Article first published online: 15 AUG 2003
Journal of Animal Ecology
Volume 72, Issue 5, pages 725–735, September 2003
How to Cite
Pfister, C. A. and Peacor, S. D. (2003), Variable performance of individuals: the role of population density and endogenously formed landscape heterogeneity. Journal of Animal Ecology, 72: 725–735. doi: 10.1046/j.1365-2656.2003.00742.x
- Issue published online: 15 AUG 2003
- Article first published online: 15 AUG 2003
- Received 13 September 2002;accepted 11 April 2003
- consumer–resource interactions;
- growth autocorrelation;
- individual variation;
- individual-based model;
- Tectura scutum

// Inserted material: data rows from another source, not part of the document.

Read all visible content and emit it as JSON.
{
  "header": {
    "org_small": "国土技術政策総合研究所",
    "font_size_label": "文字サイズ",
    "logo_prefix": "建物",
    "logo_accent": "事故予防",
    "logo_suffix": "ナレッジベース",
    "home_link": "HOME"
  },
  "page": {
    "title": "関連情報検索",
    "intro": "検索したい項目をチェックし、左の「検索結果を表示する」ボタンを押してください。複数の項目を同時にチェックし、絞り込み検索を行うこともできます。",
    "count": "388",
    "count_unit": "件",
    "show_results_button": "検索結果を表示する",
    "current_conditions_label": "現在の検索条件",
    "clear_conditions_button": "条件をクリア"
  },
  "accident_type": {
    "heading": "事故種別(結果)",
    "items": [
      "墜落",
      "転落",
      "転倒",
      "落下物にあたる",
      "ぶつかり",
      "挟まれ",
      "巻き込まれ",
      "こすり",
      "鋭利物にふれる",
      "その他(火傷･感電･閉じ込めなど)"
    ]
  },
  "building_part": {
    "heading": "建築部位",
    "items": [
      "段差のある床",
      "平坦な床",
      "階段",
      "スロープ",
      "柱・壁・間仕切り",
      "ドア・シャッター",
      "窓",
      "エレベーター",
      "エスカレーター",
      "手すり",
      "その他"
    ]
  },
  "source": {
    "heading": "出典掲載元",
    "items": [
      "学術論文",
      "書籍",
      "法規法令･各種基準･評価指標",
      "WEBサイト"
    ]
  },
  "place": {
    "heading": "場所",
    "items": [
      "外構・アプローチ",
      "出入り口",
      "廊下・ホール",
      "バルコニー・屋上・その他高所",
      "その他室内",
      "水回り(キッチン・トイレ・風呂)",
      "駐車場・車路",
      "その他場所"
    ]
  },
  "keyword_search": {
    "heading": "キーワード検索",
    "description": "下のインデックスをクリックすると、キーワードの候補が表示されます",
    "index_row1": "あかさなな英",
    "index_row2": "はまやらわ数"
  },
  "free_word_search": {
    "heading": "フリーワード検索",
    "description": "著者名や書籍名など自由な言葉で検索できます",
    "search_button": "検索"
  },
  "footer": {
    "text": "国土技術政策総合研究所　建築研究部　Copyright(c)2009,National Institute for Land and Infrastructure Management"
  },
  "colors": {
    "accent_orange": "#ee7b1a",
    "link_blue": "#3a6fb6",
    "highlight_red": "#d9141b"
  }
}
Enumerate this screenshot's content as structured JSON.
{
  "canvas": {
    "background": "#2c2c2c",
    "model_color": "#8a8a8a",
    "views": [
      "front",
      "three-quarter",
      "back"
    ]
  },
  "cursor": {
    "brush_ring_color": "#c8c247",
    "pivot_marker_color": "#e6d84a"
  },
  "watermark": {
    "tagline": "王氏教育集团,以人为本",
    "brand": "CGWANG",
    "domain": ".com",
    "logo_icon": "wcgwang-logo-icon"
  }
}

- 1Individuals can show positive correlations in performance (e.g. growth and reproduction) through time beyond the effects of size or age. This ‘performance autocorrelation’ has been attributed previously to traits that differ among individuals or to extrinsic generators of environmental heterogeneity.
- 2A model of mobile consumers on a dynamic resource showed that consumer foraging gave rise to resource heterogeneity that in turn generated autocorrelation in growth in consumers.
- 3Resource heterogeneity and growth autocorrelation were most pronounced when consumers were poorer foragers, moving locally and with an imperfect ability to identify the highest resource cells.
- 4The model predicted that lowered population density enhanced resource heterogeneity and the strength of growth autocorrelation.
- 5Consistent with model predictions, an experiment with tidepool limpets demonstrated that autocorrelation in growth changed with population density, with individuals in lower density tidepools showing stronger temporal correlations in growth.
- 6Our model and empirical results contrast with those of previous studies with plants, where dominance and suppression increases with increasing density.
- 7Our results suggest that growth autocorrelation can occur without invoking size-dependent advantages, intrinsic trait differences or extrinsic generators of environmental heterogeneity.